The justification of the first aim is that The Republic deals with fundamental issues relating to society, such as the reasons why people live together in communities in the first place. The future physicians had just completed their family project in the medical course, so they were challenged by Plato’s rejection of the family as the basic social unit.
The justification of the second aim was in terms of its use in developing transferable skills and attitudes. Clinical diagnosis requires that doctors be able to sort out information about a patient, order it and construct arguments for or against certain conclusions (diagnoses). Philosophy can teach students how to go about this; a major part of the module focused on learning about argument, and students were taught the steps to take in constructing arguments. Most of the students commented that by the end of the module, they had begun to question received know how more confidence.
The justification of the third aim is that it distanced the students from the pervading culture of their medical education and medical class and placed them in the arts faculty (physically and intellectually) and amongst philosophy students and teachers. This provided a broadening academic experience, a “counter culture”.
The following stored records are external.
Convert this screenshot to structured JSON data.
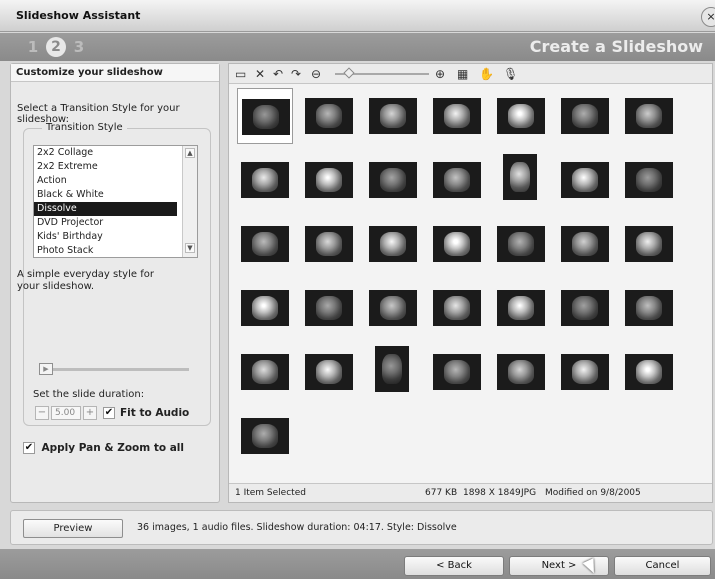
{
  "window": {
    "title": "Slideshow Assistant",
    "close_glyph": "×"
  },
  "wizard": {
    "steps": [
      "1",
      "2",
      "3"
    ],
    "active_step": "2",
    "heading": "Create a Slideshow"
  },
  "left_panel": {
    "title": "Customize your slideshow",
    "prompt": "Select a Transition Style for your slideshow:",
    "group_label": "Transition Style",
    "styles": [
      "2x2 Collage",
      "2x2 Extreme",
      "Action",
      "Black & White",
      "Dissolve",
      "DVD Projector",
      "Kids' Birthday",
      "Photo Stack"
    ],
    "selected_style": "Dissolve",
    "description": "A simple everyday style for your slideshow.",
    "duration_label": "Set the slide duration:",
    "duration_value": "5.00",
    "fit_to_audio_label": "Fit to Audio",
    "fit_to_audio_checked": true,
    "pan_zoom_label": "Apply Pan & Zoom to all",
    "pan_zoom_checked": true
  },
  "toolbar": {
    "icons": [
      "monitor-icon",
      "delete-icon",
      "rotate-left-icon",
      "rotate-right-icon",
      "zoom-out-icon",
      "zoom-slider",
      "zoom-in-icon",
      "view-options-icon",
      "pan-hand-icon",
      "microphone-icon"
    ]
  },
  "photos": {
    "count": 36,
    "selected_index": 0
  },
  "status": {
    "selection": "1 Item Selected",
    "size": "677 KB",
    "dimensions": "1898 X 1849",
    "format": "JPG",
    "modified": "Modified on 9/8/2005"
  },
  "info": {
    "preview_label": "Preview",
    "summary": "36 images,  1 audio files. Slideshow duration: 04:17. Style: Dissolve"
  },
  "footer": {
    "back_label": "< Back",
    "next_label": "Next  >",
    "cancel_label": "Cancel"
  },
  "colors": {
    "header_gray": "#8a8a8a",
    "selected_item": "#1a1a1a"
  }
}
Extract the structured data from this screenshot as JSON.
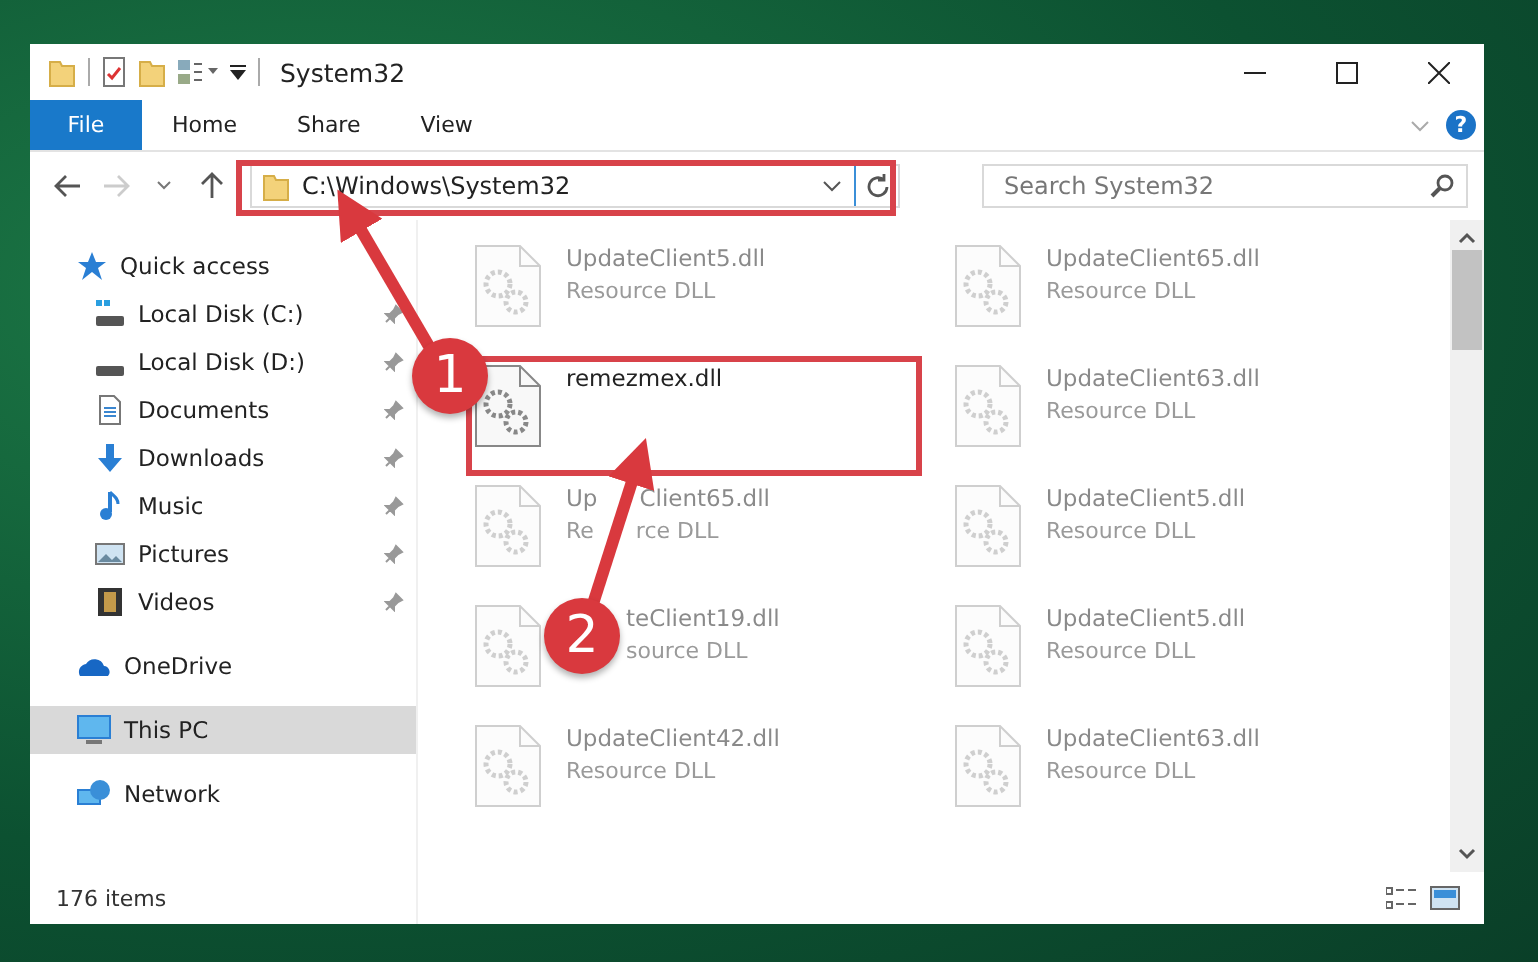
{
  "window": {
    "title": "System32"
  },
  "ribbon": {
    "tabs": [
      {
        "label": "File",
        "selected": true
      },
      {
        "label": "Home",
        "selected": false
      },
      {
        "label": "Share",
        "selected": false
      },
      {
        "label": "View",
        "selected": false
      }
    ],
    "help": "?"
  },
  "address_bar": {
    "path": "C:\\Windows\\System32"
  },
  "search": {
    "placeholder": "Search System32"
  },
  "sidebar": {
    "items": [
      {
        "label": "Quick access",
        "selected": false,
        "children": [
          {
            "label": "Local Disk (C:)",
            "pinned": true,
            "selected": false
          },
          {
            "label": "Local Disk (D:)",
            "pinned": true,
            "selected": false
          },
          {
            "label": "Documents",
            "pinned": true,
            "selected": false
          },
          {
            "label": "Downloads",
            "pinned": true,
            "selected": false
          },
          {
            "label": "Music",
            "pinned": true,
            "selected": false
          },
          {
            "label": "Pictures",
            "pinned": true,
            "selected": false
          },
          {
            "label": "Videos",
            "pinned": true,
            "selected": false
          }
        ]
      },
      {
        "label": "OneDrive",
        "selected": false
      },
      {
        "label": "This PC",
        "selected": true
      },
      {
        "label": "Network",
        "selected": false
      }
    ]
  },
  "files": [
    {
      "kind": "plain",
      "name": [
        "UpdateClient5.dll"
      ],
      "type": [
        "Resource DLL"
      ],
      "dimmed": true
    },
    {
      "kind": "plain",
      "name": [
        "UpdateClient65.dll"
      ],
      "type": [
        "Resource DLL"
      ],
      "dimmed": true
    },
    {
      "kind": "plain",
      "name": [
        "remezmex.dll"
      ],
      "dimmed": false
    },
    {
      "kind": "plain",
      "name": [
        "UpdateClient63.dll"
      ],
      "type": [
        "Resource DLL"
      ],
      "dimmed": true
    },
    {
      "kind": "split",
      "name": [
        "Up",
        "Client65.dll"
      ],
      "type": [
        "Re",
        "rce DLL"
      ],
      "dimmed": true
    },
    {
      "kind": "plain",
      "name": [
        "UpdateClient5.dll"
      ],
      "type": [
        "Resource DLL"
      ],
      "dimmed": true
    },
    {
      "kind": "offset",
      "name": [
        "teClient19.dll"
      ],
      "type": [
        "source DLL"
      ],
      "dimmed": true
    },
    {
      "kind": "plain",
      "name": [
        "UpdateClient5.dll"
      ],
      "type": [
        "Resource DLL"
      ],
      "dimmed": true
    },
    {
      "kind": "plain",
      "name": [
        "UpdateClient42.dll"
      ],
      "type": [
        "Resource DLL"
      ],
      "dimmed": true
    },
    {
      "kind": "plain",
      "name": [
        "UpdateClient63.dll"
      ],
      "type": [
        "Resource DLL"
      ],
      "dimmed": true
    }
  ],
  "status_bar": {
    "count": "176 items"
  },
  "annotations": [
    {
      "number": "1"
    },
    {
      "number": "2"
    }
  ]
}
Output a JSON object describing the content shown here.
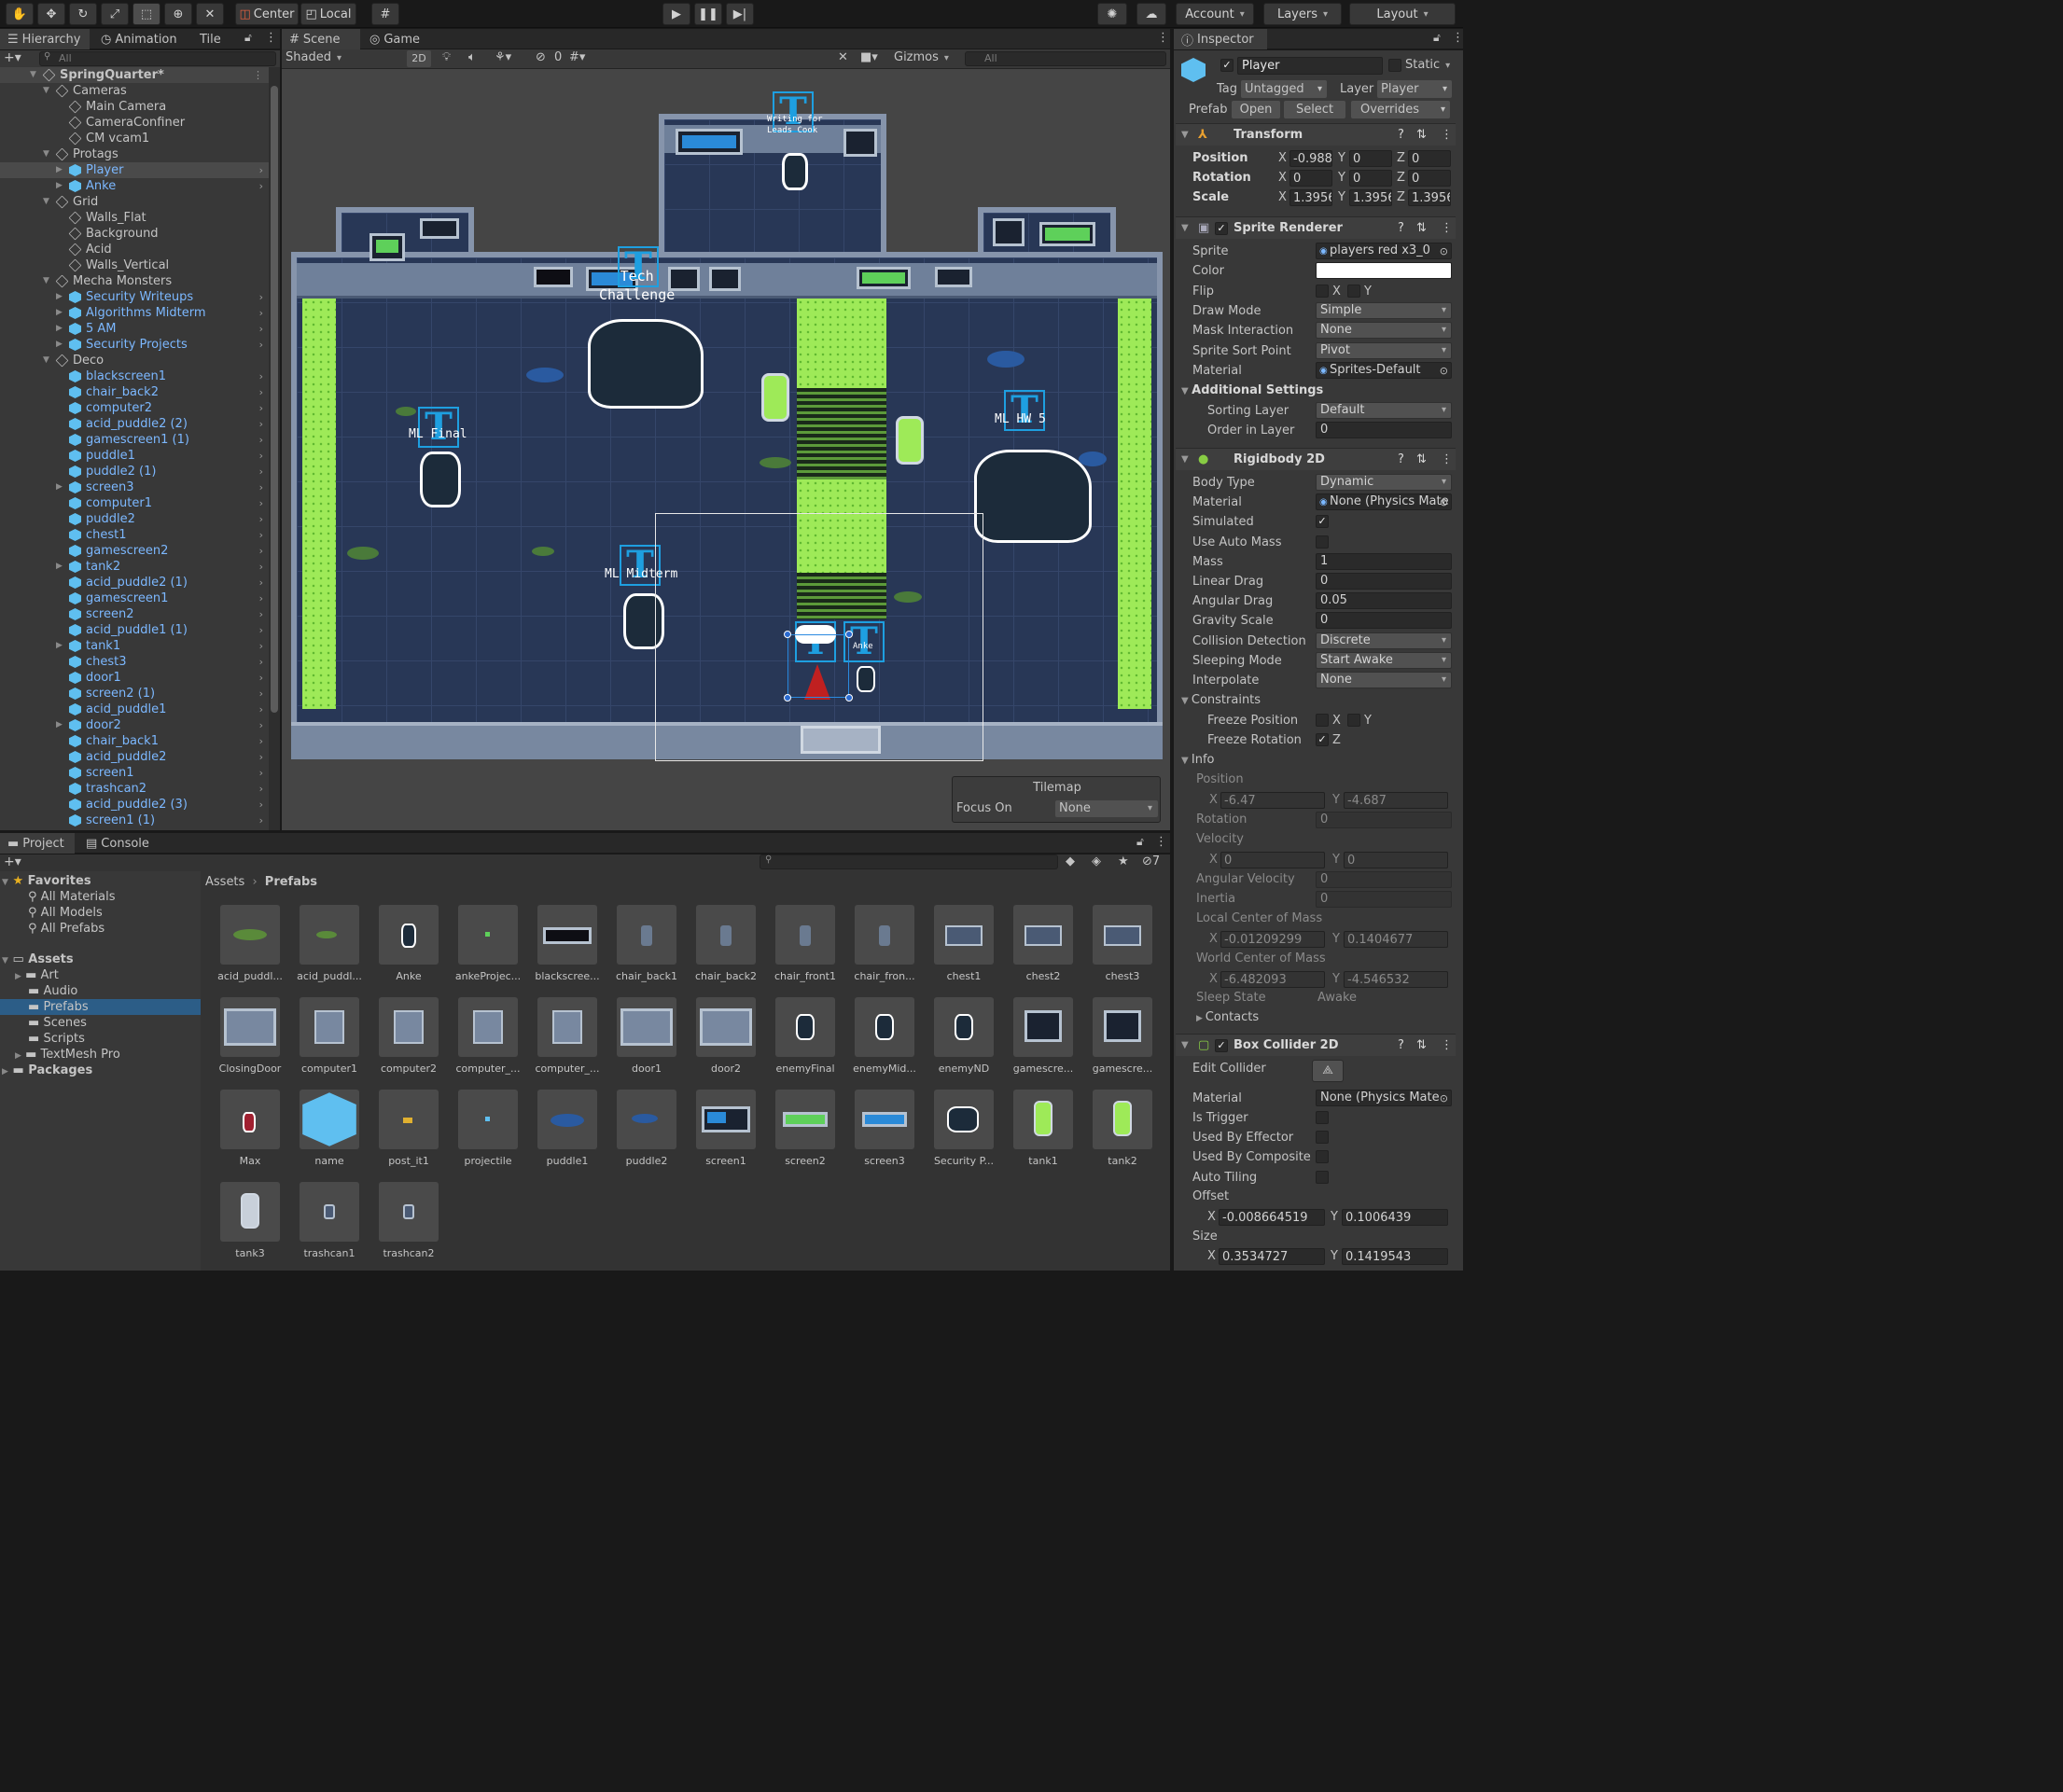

Is this study still valid? Now, when technocracy is overwhelming, this approach is definitely valid to counteract the stiffness of oversimplified protocols of care. we can also make use of skills and ideas from philosophy, history and literature to illustrate and illuminate teaching in other areas of medical education —such as in communication skills and behavioural science—and thus suggest their instrumental value to all medical students. Medical practice consists of a wide range of different competences and the educational benefits.Share: